Filter this data down to the lines that hold "blue", and copy them.

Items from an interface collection
──────────

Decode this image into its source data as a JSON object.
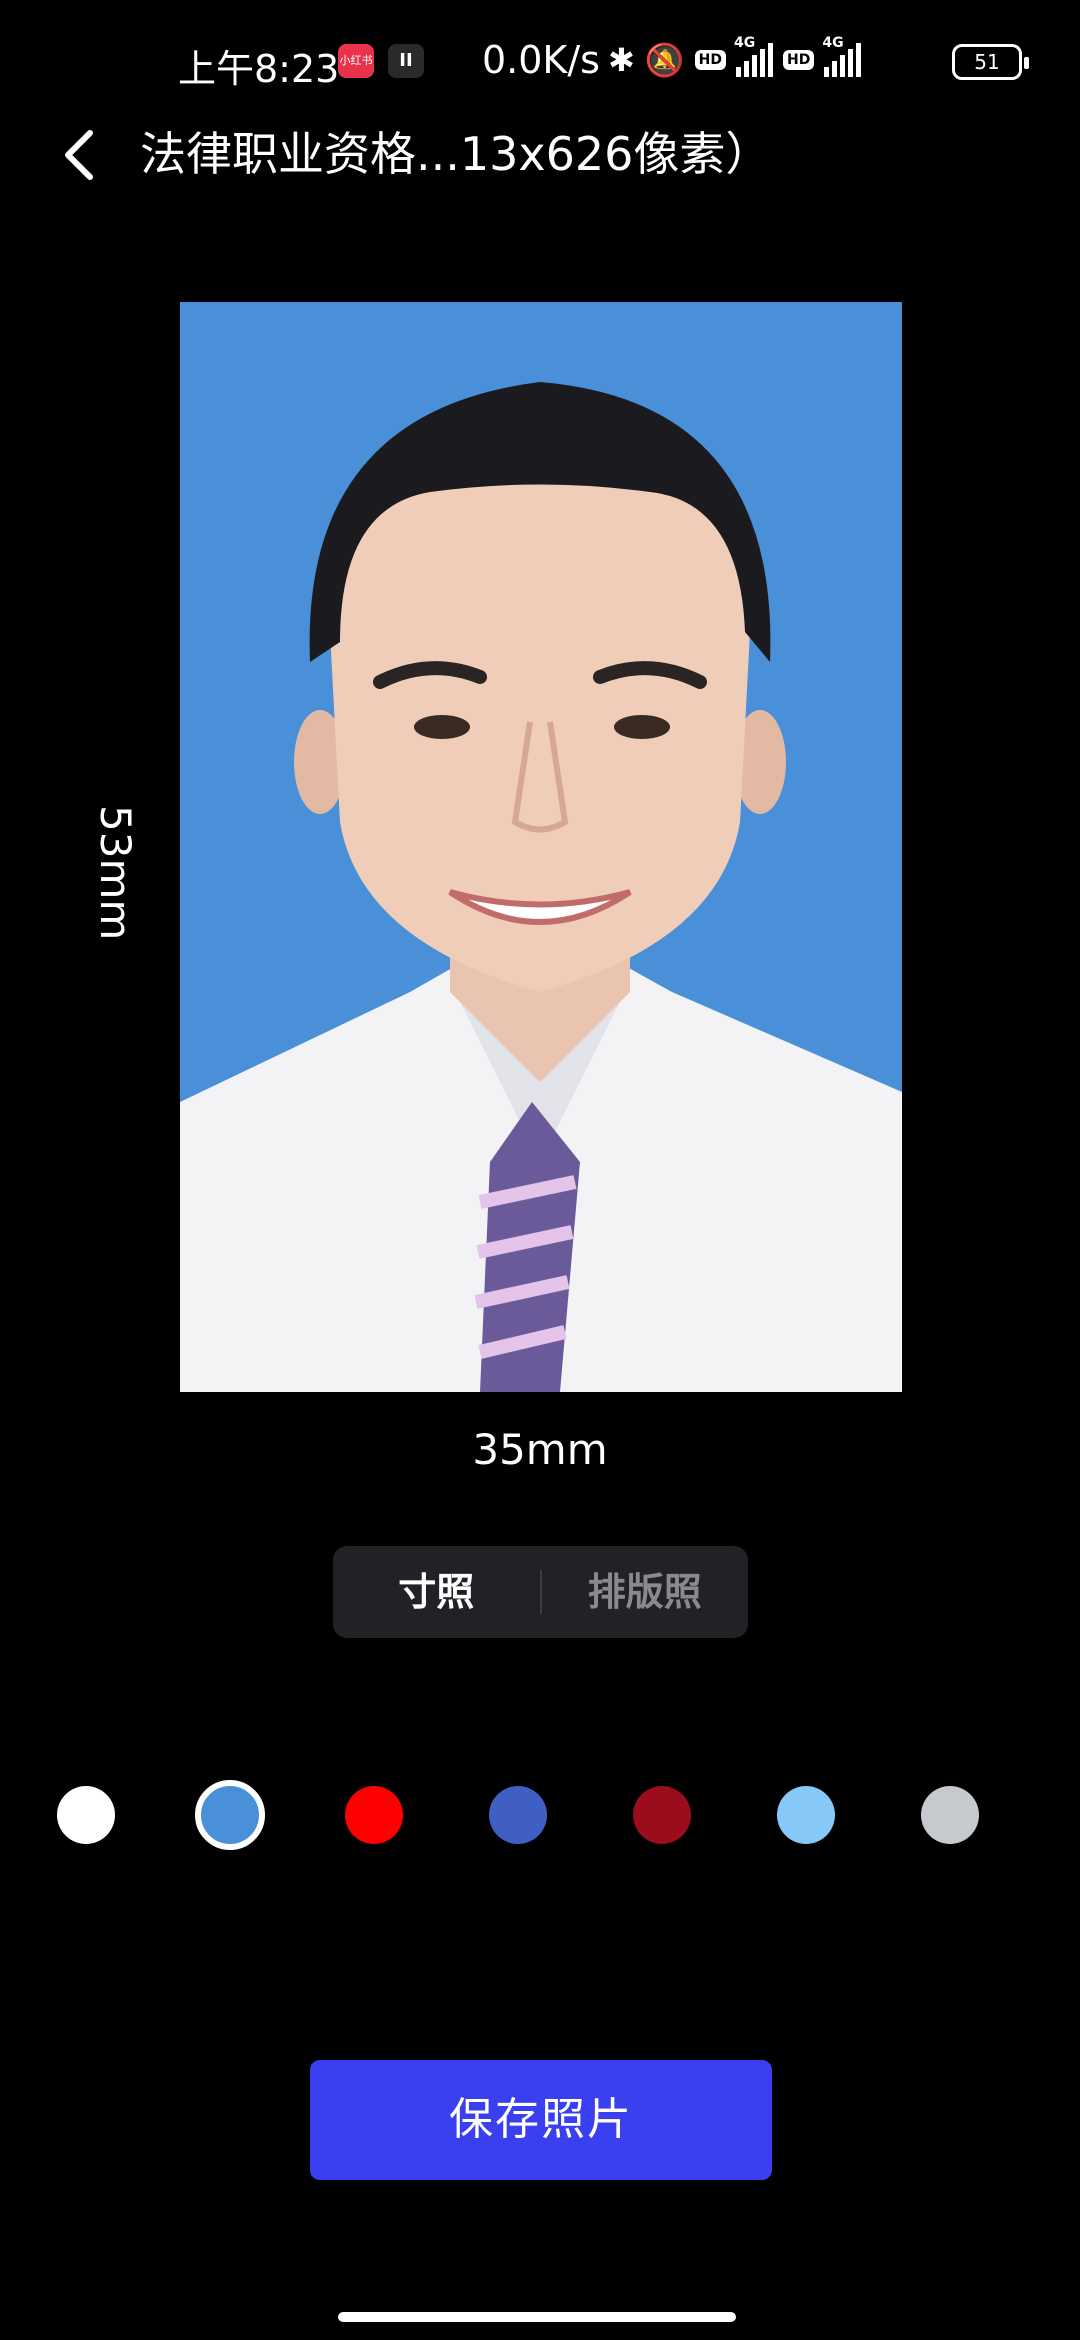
{
  "status_bar": {
    "time": "上午8:23",
    "app_badge": "小红书",
    "network_speed": "0.0K/s",
    "network_type": "4G",
    "hd_label": "HD",
    "battery": "51"
  },
  "header": {
    "title": "法律职业资格...13x626像素）"
  },
  "photo": {
    "background_color": "#4a90d9",
    "height_label": "53mm",
    "width_label": "35mm"
  },
  "segmented": {
    "tabs": [
      {
        "label": "寸照",
        "active": true
      },
      {
        "label": "排版照",
        "active": false
      }
    ]
  },
  "colors": {
    "swatches": [
      {
        "name": "white",
        "hex": "#ffffff",
        "selected": false
      },
      {
        "name": "blue",
        "hex": "#4a90d9",
        "selected": true
      },
      {
        "name": "red",
        "hex": "#ff0000",
        "selected": false
      },
      {
        "name": "dark-blue",
        "hex": "#3f5fc4",
        "selected": false
      },
      {
        "name": "dark-red",
        "hex": "#9b0c1c",
        "selected": false
      },
      {
        "name": "light-blue",
        "hex": "#86c8f8",
        "selected": false
      },
      {
        "name": "gray",
        "hex": "#c6c9cd",
        "selected": false
      }
    ],
    "accent": "#3a3ff0"
  },
  "actions": {
    "save_label": "保存照片"
  }
}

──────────

- [Written answer]:
        "name": "blue",
        "name": "dark-blue",
        "name": "light-blue",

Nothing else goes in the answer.